--"For the kingdom, the power, and the glory are yours now and forever. Amen." The United States is just a tiny pawn in God's grand ruling of the universe. God is the King of Kings and Lord of Lords. His is the glory and the power. And he has promised to answer our prayers according to his good will. Amen. Yes it shall be so.
Notes and News
-- Our dear sister in Christ, Margaret Buetow, passed away yesterday morning after months on hospice care. We rejoice that she is with her Savior, and pray that He comfort her family and friends. The funeral will be at St. Paul's at 11am on Saturday, with visitation from 9-11.
-- Sunday Worship is at 8:00am and 10:30 (mask-optional), with Bible Class and Sunday School in-between.
-- Monday night worship (mask-required) is at 6:30pm.
-- God-willing, both Bible studies will be livestreamed this Wednesday on Zoom and via phone call. Join both the 10am (Civil Government) Bible Study, or the 7pm (Jeremiah) Bible Study by using the info below:
IN THE ZOOM APP: Go to the Zoom app, and enter meeting ID: 813 9931 8006, passcode: 011081, or click: https://us02web.zoom.us/j/81399318006?pwd=ZW5JR3BDL3d1RzNTZzNTZDlreEVrZz09
BY PHONE: Call +1 312 626 6799, meeting ID: 813 9931 8006, passcode: 011081
-- DVDs and sermon copies are available by contacting the church office, between 9am-12pm on weekdays.
-- Private communion always available by appointment. Don't let anything separate you from God's means of grace! Call the office or call/email Pastor Naumann (412-0232); Pastor Buelow (412-0458)
Worship Preview for Sunday
God’s Word and Gospel Preaching
From Anniversary Celebration Worship Committee
A pulpit is a piece of church furniture, not too different from a speaker’s podium in an university classroom. But appearances aside, there is a world of difference between them. In point of fact, a pulpit doesn’t have to be a piece of furniture at all. For our Lord a pulpit could be a rocking fishing boat just off shore, or a mountain slope beneath the blue vault of heaven. It was – and is – a place where God’s Word is proclaimed.
That is the thing that sets it apart and gives it a beauty far surpassing the materials or the place or its setting.

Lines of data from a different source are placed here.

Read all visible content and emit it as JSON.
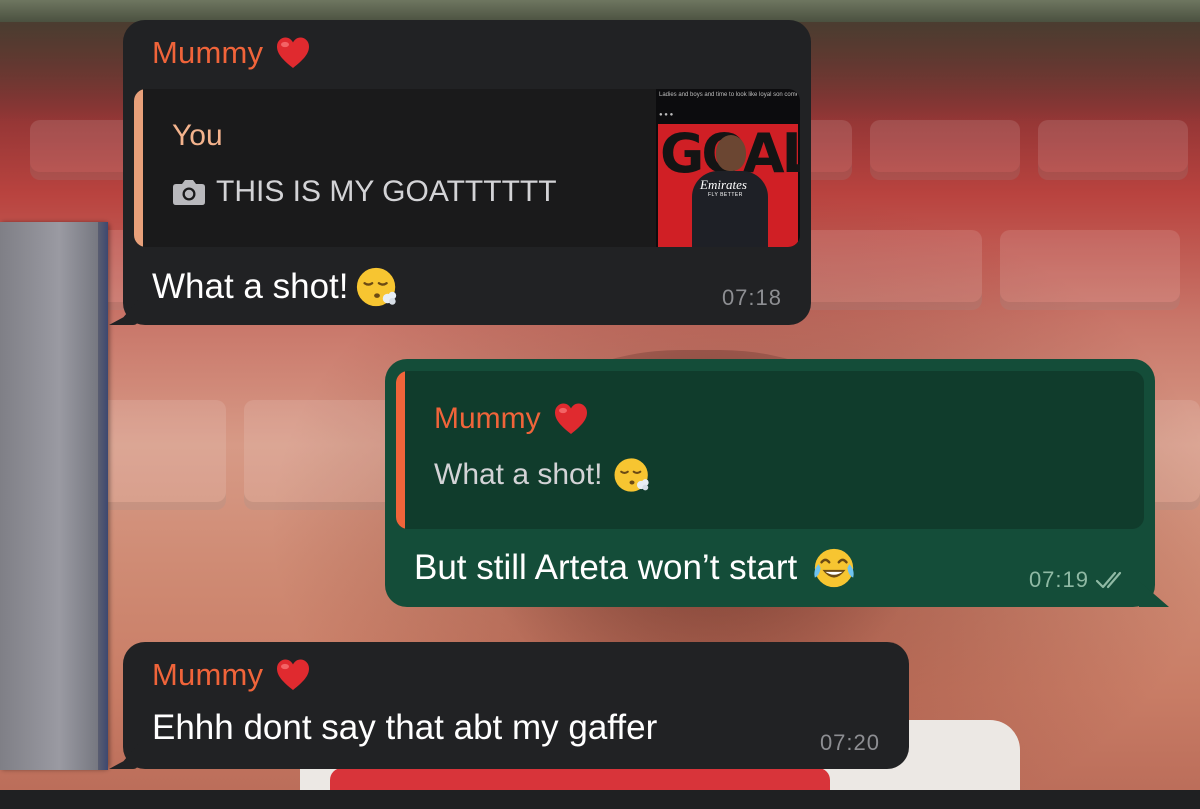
{
  "chat": {
    "messages": [
      {
        "id": "m1",
        "direction": "incoming",
        "sender": "Mummy",
        "sender_emoji": "red-heart",
        "quote": {
          "author": "You",
          "media_label": "THIS IS MY GOATTTTTT",
          "media_icon": "camera-icon",
          "thumbnail": {
            "top_text": "Ladies and boys and time to look like loyal son come",
            "headline": "GOAL!",
            "sponsor": "Emirates",
            "sponsor_sub": "FLY BETTER"
          }
        },
        "text": "What a shot!",
        "text_emoji": "face-exhaling",
        "time": "07:18"
      },
      {
        "id": "m2",
        "direction": "outgoing",
        "quote": {
          "author": "Mummy",
          "author_emoji": "red-heart",
          "text": "What a shot!",
          "text_emoji": "face-exhaling"
        },
        "text": "But still Arteta won’t start",
        "text_emoji": "face-with-tears-of-joy",
        "time": "07:19",
        "status": "read"
      },
      {
        "id": "m3",
        "direction": "incoming",
        "sender": "Mummy",
        "sender_emoji": "red-heart",
        "text": "Ehhh dont say that abt my gaffer",
        "time": "07:20"
      }
    ]
  },
  "colors": {
    "incoming_bubble": "#212224",
    "outgoing_bubble": "#144d39",
    "sender_name": "#f0643a",
    "quote_bar_you": "#e8a07a",
    "quote_bar_mummy": "#f0643a",
    "quote_author_you": "#f3b38d",
    "timestamp": "#8d8e92"
  }
}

It is where little children hear of a Savior who loves them, where they learn to trust this one who will keep their souls safe when “now I lay me down to sleep.” It is where those struggling with a myriad of troubles and illnesses find peace, and hope, and trust in him “who forgives all your sins and heals all your diseases,” Psalm 103:3. It is where mourners assemble to hear of him who has conquered death and “opened the kingdom of heaven to all believers.” It is where we learn to say even through our tears that “heaven is our home.” It is where we learn to “see Jesus more clearly and love him more dearly.”
And the Gospel preaching that is heard here is not something invented by the genius of mankind. No, it is something God-given, God’s appointed way of providing salvation. “God was pleased through the foolishness of what was preached to save those who believe,” 1 Corinthians 1:21.
It does not seem to be much, according to the wisdom of the world, for a man to don a black or white robe, to ascend a pulpit, and to speak for 15 or 20 minutes. But here the Holy Spirit is working through the Word to give us Christ Jesus, “who became for us the wisdom from God, namely, our righteousness and sanctification and redemption,” 1 Corinthians 1:30.
Hymns: 384, 283, 281, 288, 280
Order of Service: DS1 with Word of God Gathering Rite